For many years Northern Ireland has been a divided society where members of the two main religious groups, Catholics and Protestants, have limited opportunities to interact due to segregation in their social lives. Attempts have been made to encourage religious mixing through integration in schools, housing and workplaces predicated on the theory that bringing people together can improve community relations and remove prejudices – known as the ‘contact hypothesis’. However, little is known about those who enter into mixed-religion partnerships often against the wishes of their families and communities. This paper examines the characteristics and attitudes of mixed-religion couples and suggests that they differ in their socio-demographic characteristics and in their attitudes from those who marry within their own religion. These findings add to the weight of evidence from other countries in conflict suggesting that intermarriage has a role to play in contributing to less sectarian views and improved community relations.

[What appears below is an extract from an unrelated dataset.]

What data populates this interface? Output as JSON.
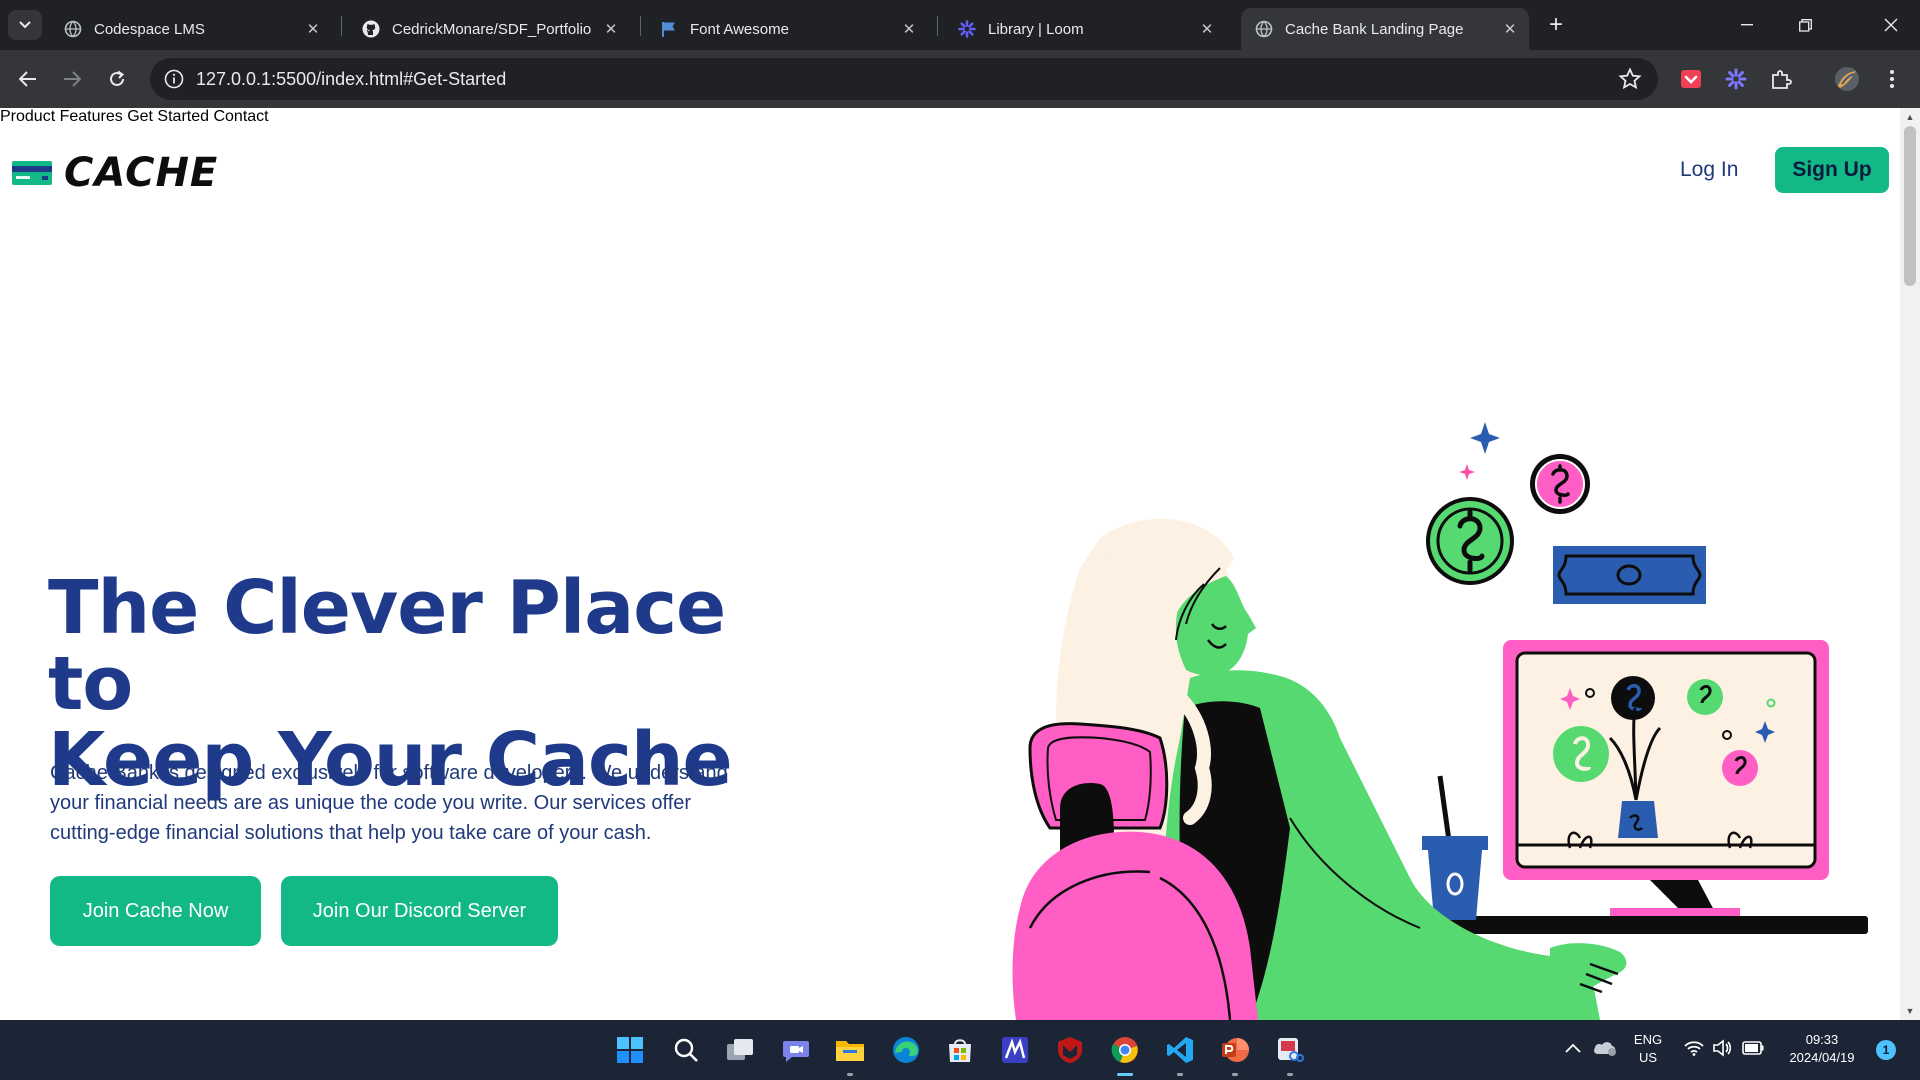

ASJC Scopus subject areas
- Cultural Studies
- Sociology and Political Science
Lloyd, K., & Robinson, G. (2011). Intimate Mixing - Bridging the Gap? Catholic-Protestant Relationships in Northern Ireland. Ethnic and Racial Studies, 34(12)(12), 2134-2152. https://doi.org/10.1080/01419870.2011.574716